The previous three-year teachers contract expired in August. A new contract was supposed to go into effect at the beginning of the 2020-2021 school year.

BEA President Lauren Lundmark said the union of approximately 170 members is pushing for fair salary increases, maintaining current insurance benefits, and ensuring common plan time in teachers’ schedules.

During Tuesday’s school board meeting, Lundmark said teachers are frustrated after seven months of negotiations without reaching agreement on those key elements.

“While teachers are working hard to put students first and give them the best education possible, we ask that the board work as hard as we have to ensure that their teachers are supported with comparable wages, consistent health benefits and plan time,” she said.

John Hall, head of the school board’s negotiating team, said he hopes mediation will speed along the negotiation process.

He said typically, a mediator will set three or four meeting dates per week until an agreement is reached. However, the mediation process takes a while to get started.

Until the agreed upon mediator can start setting up meetings, the parties are at a standstill, Hall said.

“Hopefully, when we get to that point, it will move faster,” he said. “Now it’s a sit and wait.”

Hall added that the COVID-19 shutdown stalled in-person negotiation meetings back in March and April. The parties started meeting via Zoom and did not have an in-person meeting again until around June, he said.

“It has kind of put a damper on things,” Hall said. “Meeting via Zoom is hard, let alone trying to actually negotiate and give proposals back and forth. So it’s just been a slow process because of this nonsense.”

In a typical negotiation year, meetings begin in February or March and an agreement is reached by May or June, Hall said.

Lundmark said that over the past six years, salary increases have been fixed dollar amounts, so a first-year teacher would receive the same amount as a 10- or 30-year teacher.

Under this system, the raise percentages have been “all over the place,” she said.

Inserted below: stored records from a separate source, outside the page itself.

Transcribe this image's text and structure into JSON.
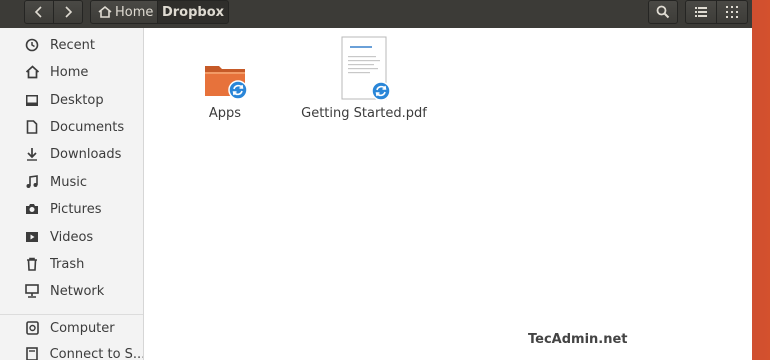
{
  "toolbar": {
    "back_icon": "chevron-left-icon",
    "forward_icon": "chevron-right-icon",
    "breadcrumb_home": "Home",
    "breadcrumb_current": "Dropbox",
    "search_icon": "search-icon",
    "list_view_icon": "list-view-icon",
    "grid_view_icon": "grid-view-icon"
  },
  "sidebar": {
    "items": [
      {
        "label": "Recent",
        "icon": "clock-icon"
      },
      {
        "label": "Home",
        "icon": "home-icon"
      },
      {
        "label": "Desktop",
        "icon": "desktop-icon"
      },
      {
        "label": "Documents",
        "icon": "document-icon"
      },
      {
        "label": "Downloads",
        "icon": "download-icon"
      },
      {
        "label": "Music",
        "icon": "music-icon"
      },
      {
        "label": "Pictures",
        "icon": "camera-icon"
      },
      {
        "label": "Videos",
        "icon": "video-icon"
      },
      {
        "label": "Trash",
        "icon": "trash-icon"
      },
      {
        "label": "Network",
        "icon": "network-icon"
      }
    ],
    "bottom_items": [
      {
        "label": "Computer",
        "icon": "computer-icon"
      },
      {
        "label": "Connect to S...",
        "icon": "server-icon"
      }
    ]
  },
  "files": [
    {
      "name": "Apps",
      "type": "folder",
      "sync_icon": "sync-icon"
    },
    {
      "name": "Getting Started.pdf",
      "type": "pdf",
      "sync_icon": "sync-icon"
    }
  ],
  "watermark": "TecAdmin.net",
  "colors": {
    "header_bg": "#3c3b37",
    "folder_orange": "#e7723b",
    "sync_blue": "#2a86d8"
  }
}
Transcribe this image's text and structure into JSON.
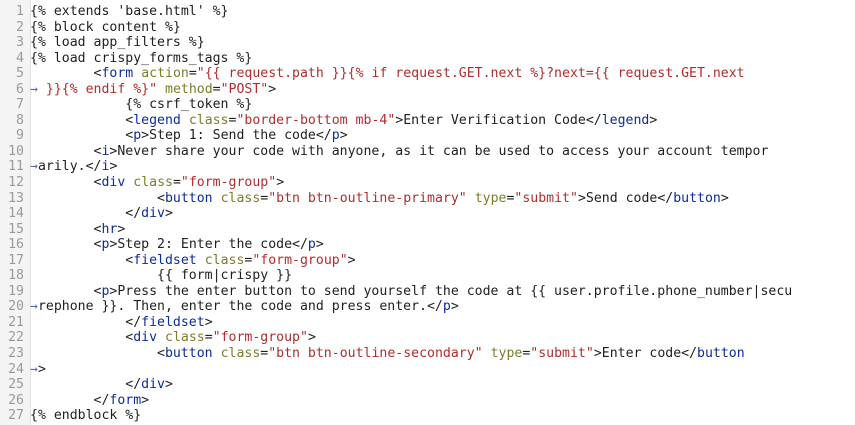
{
  "editor": {
    "lines": [
      {
        "num": "1",
        "segments": [
          [
            "tmpl",
            "{% extends 'base.html' %}"
          ]
        ]
      },
      {
        "num": "2",
        "segments": [
          [
            "tmpl",
            "{% block content %}"
          ]
        ]
      },
      {
        "num": "3",
        "segments": [
          [
            "tmpl",
            "{% load app_filters %}"
          ]
        ]
      },
      {
        "num": "4",
        "segments": [
          [
            "tmpl",
            "{% load crispy_forms_tags %}"
          ]
        ]
      },
      {
        "num": "5",
        "segments": [
          [
            "plain",
            "        <"
          ],
          [
            "tag",
            "form"
          ],
          [
            "plain",
            " "
          ],
          [
            "attr",
            "action"
          ],
          [
            "plain",
            "="
          ],
          [
            "str",
            "\"{{ request.path }}{% if request.GET.next %}?next={{ request.GET.next"
          ]
        ]
      },
      {
        "num": "6",
        "segments": [
          [
            "wrap-mark",
            "→"
          ],
          [
            "str",
            " }}{% endif %}\""
          ],
          [
            "plain",
            " "
          ],
          [
            "attr",
            "method"
          ],
          [
            "plain",
            "="
          ],
          [
            "str",
            "\"POST\""
          ],
          [
            "plain",
            ">"
          ]
        ]
      },
      {
        "num": "7",
        "segments": [
          [
            "tmpl",
            "            {% csrf_token %}"
          ]
        ]
      },
      {
        "num": "8",
        "segments": [
          [
            "plain",
            "            <"
          ],
          [
            "tag",
            "legend"
          ],
          [
            "plain",
            " "
          ],
          [
            "attr",
            "class"
          ],
          [
            "plain",
            "="
          ],
          [
            "str",
            "\"border-bottom mb-4\""
          ],
          [
            "plain",
            ">Enter Verification Code</"
          ],
          [
            "tag",
            "legend"
          ],
          [
            "plain",
            ">"
          ]
        ]
      },
      {
        "num": "9",
        "segments": [
          [
            "plain",
            "            <"
          ],
          [
            "tag",
            "p"
          ],
          [
            "plain",
            ">Step 1: Send the code</"
          ],
          [
            "tag",
            "p"
          ],
          [
            "plain",
            ">"
          ]
        ]
      },
      {
        "num": "10",
        "segments": [
          [
            "plain",
            "        <"
          ],
          [
            "tag",
            "i"
          ],
          [
            "plain",
            ">Never share your code with anyone, as it can be used to access your account tempor"
          ]
        ]
      },
      {
        "num": "11",
        "segments": [
          [
            "wrap-mark",
            "→"
          ],
          [
            "plain",
            "arily.</"
          ],
          [
            "tag",
            "i"
          ],
          [
            "plain",
            ">"
          ]
        ]
      },
      {
        "num": "12",
        "segments": [
          [
            "plain",
            "        <"
          ],
          [
            "tag",
            "div"
          ],
          [
            "plain",
            " "
          ],
          [
            "attr",
            "class"
          ],
          [
            "plain",
            "="
          ],
          [
            "str",
            "\"form-group\""
          ],
          [
            "plain",
            ">"
          ]
        ]
      },
      {
        "num": "13",
        "segments": [
          [
            "plain",
            "                <"
          ],
          [
            "tag",
            "button"
          ],
          [
            "plain",
            " "
          ],
          [
            "attr",
            "class"
          ],
          [
            "plain",
            "="
          ],
          [
            "str",
            "\"btn btn-outline-primary\""
          ],
          [
            "plain",
            " "
          ],
          [
            "attr",
            "type"
          ],
          [
            "plain",
            "="
          ],
          [
            "str",
            "\"submit\""
          ],
          [
            "plain",
            ">Send code</"
          ],
          [
            "tag",
            "button"
          ],
          [
            "plain",
            ">"
          ]
        ]
      },
      {
        "num": "14",
        "segments": [
          [
            "plain",
            "            </"
          ],
          [
            "tag",
            "div"
          ],
          [
            "plain",
            ">"
          ]
        ]
      },
      {
        "num": "15",
        "segments": [
          [
            "plain",
            "        <"
          ],
          [
            "tag",
            "hr"
          ],
          [
            "plain",
            ">"
          ]
        ]
      },
      {
        "num": "16",
        "segments": [
          [
            "plain",
            "        <"
          ],
          [
            "tag",
            "p"
          ],
          [
            "plain",
            ">Step 2: Enter the code</"
          ],
          [
            "tag",
            "p"
          ],
          [
            "plain",
            ">"
          ]
        ]
      },
      {
        "num": "17",
        "segments": [
          [
            "plain",
            "            <"
          ],
          [
            "tag",
            "fieldset"
          ],
          [
            "plain",
            " "
          ],
          [
            "attr",
            "class"
          ],
          [
            "plain",
            "="
          ],
          [
            "str",
            "\"form-group\""
          ],
          [
            "plain",
            ">"
          ]
        ]
      },
      {
        "num": "18",
        "segments": [
          [
            "tmpl",
            "                {{ form|crispy }}"
          ]
        ]
      },
      {
        "num": "19",
        "segments": [
          [
            "plain",
            "        <"
          ],
          [
            "tag",
            "p"
          ],
          [
            "plain",
            ">Press the enter button to send yourself the code at {{ user.profile.phone_number|secu"
          ]
        ]
      },
      {
        "num": "20",
        "segments": [
          [
            "wrap-mark",
            "→"
          ],
          [
            "plain",
            "rephone }}. Then, enter the code and press enter.</"
          ],
          [
            "tag",
            "p"
          ],
          [
            "plain",
            ">"
          ]
        ]
      },
      {
        "num": "21",
        "segments": [
          [
            "plain",
            "            </"
          ],
          [
            "tag",
            "fieldset"
          ],
          [
            "plain",
            ">"
          ]
        ]
      },
      {
        "num": "22",
        "segments": [
          [
            "plain",
            "            <"
          ],
          [
            "tag",
            "div"
          ],
          [
            "plain",
            " "
          ],
          [
            "attr",
            "class"
          ],
          [
            "plain",
            "="
          ],
          [
            "str",
            "\"form-group\""
          ],
          [
            "plain",
            ">"
          ]
        ]
      },
      {
        "num": "23",
        "segments": [
          [
            "plain",
            "                <"
          ],
          [
            "tag",
            "button"
          ],
          [
            "plain",
            " "
          ],
          [
            "attr",
            "class"
          ],
          [
            "plain",
            "="
          ],
          [
            "str",
            "\"btn btn-outline-secondary\""
          ],
          [
            "plain",
            " "
          ],
          [
            "attr",
            "type"
          ],
          [
            "plain",
            "="
          ],
          [
            "str",
            "\"submit\""
          ],
          [
            "plain",
            ">Enter code</"
          ],
          [
            "tag",
            "button"
          ]
        ]
      },
      {
        "num": "24",
        "segments": [
          [
            "wrap-mark",
            "→"
          ],
          [
            "plain",
            ">"
          ]
        ]
      },
      {
        "num": "25",
        "segments": [
          [
            "plain",
            "            </"
          ],
          [
            "tag",
            "div"
          ],
          [
            "plain",
            ">"
          ]
        ]
      },
      {
        "num": "26",
        "segments": [
          [
            "plain",
            "        </"
          ],
          [
            "tag",
            "form"
          ],
          [
            "plain",
            ">"
          ]
        ]
      },
      {
        "num": "27",
        "segments": [
          [
            "tmpl",
            "{% endblock %}"
          ]
        ]
      }
    ]
  }
}
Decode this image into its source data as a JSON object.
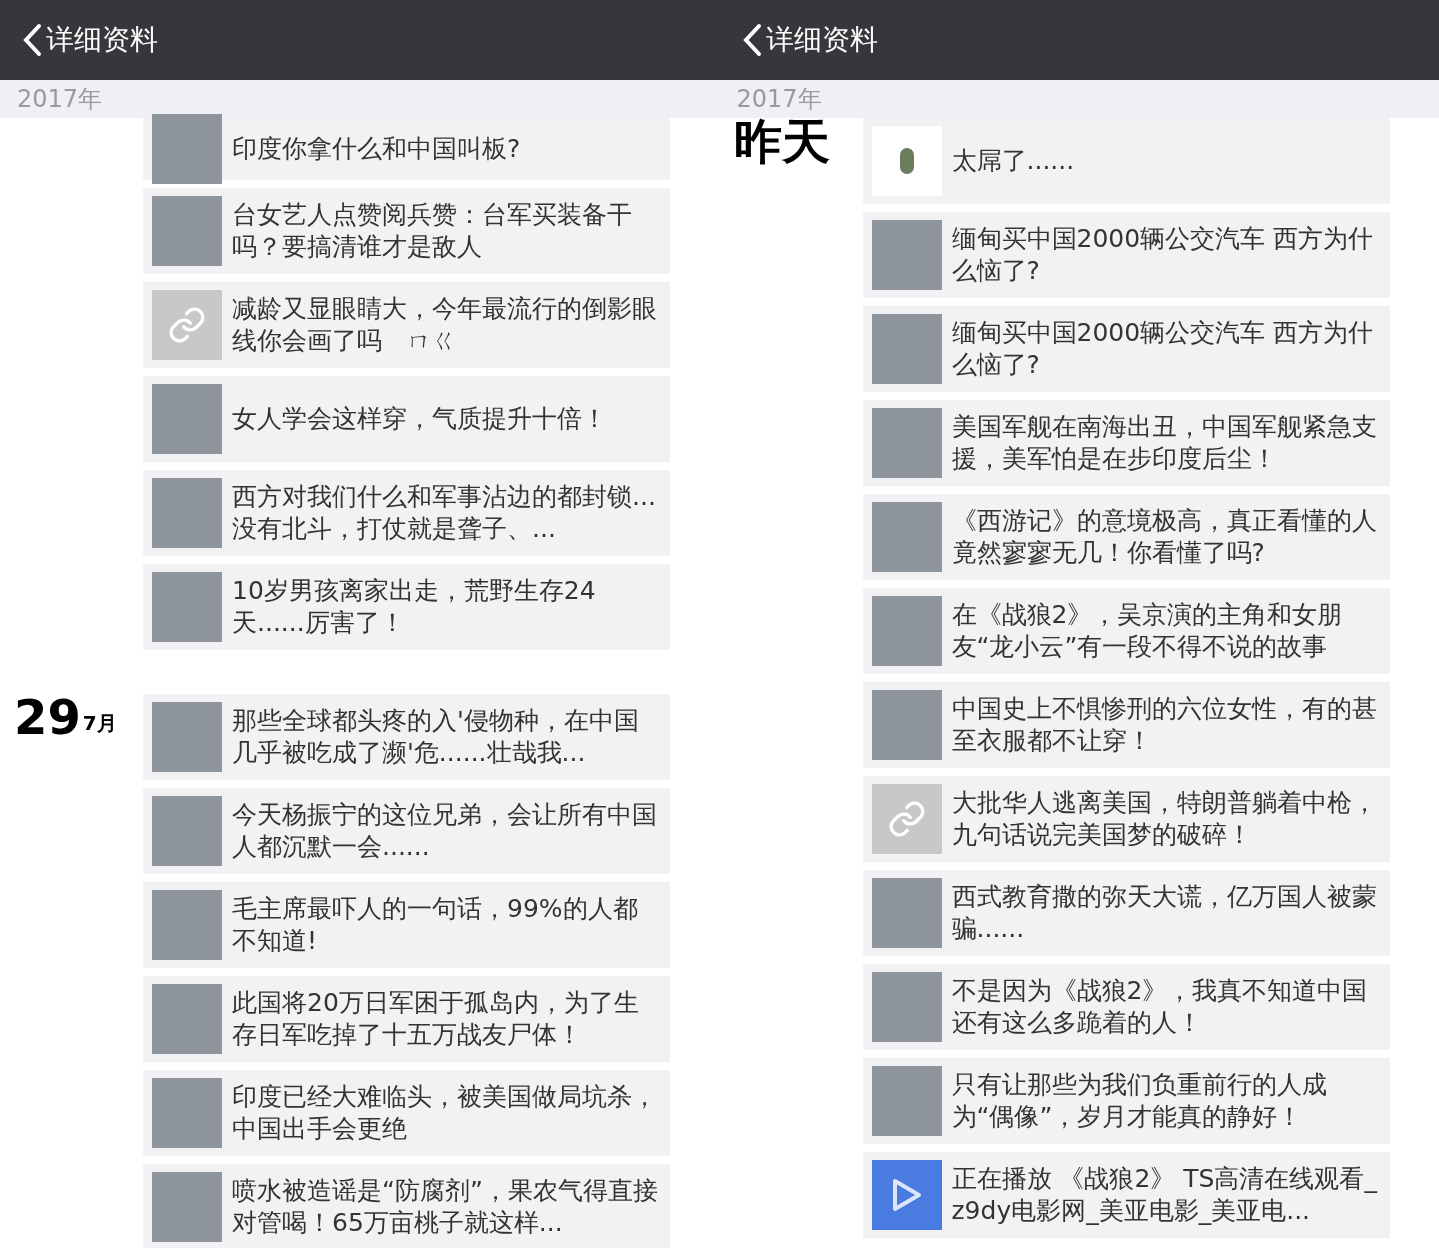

For some teachers, their year-to-year increase was as low as 2 percent.

“We’re just not on par with our neighboring districts who were getting 3 or 4 or more percent raises every year,” she said.

The union is also asking to maintain current insurance benefits in the new contract, she said.

Additionally, the union is asking for common plan time to be fixed into all teachers’ schedules.

Common plan time is time set aside in the day teachers use to collaborate on common assessments, plans and lessons.

While upper grade teachers have this time built into their daily schedules, the elementary teachers have it about once a week, and it’s not contractually guaranteed, Lundmark said.

“We’re looking to put that in place for all of our teachers to benefit from,” she said. “Ultimately, we know that’s what’s best for our students, when teachers have time to put their heads together and plan together.”


Stephanie Markham joined the Daily Journal in February 2020 as the education reporter. She focuses on school boards as well as happenings and trends in local schools.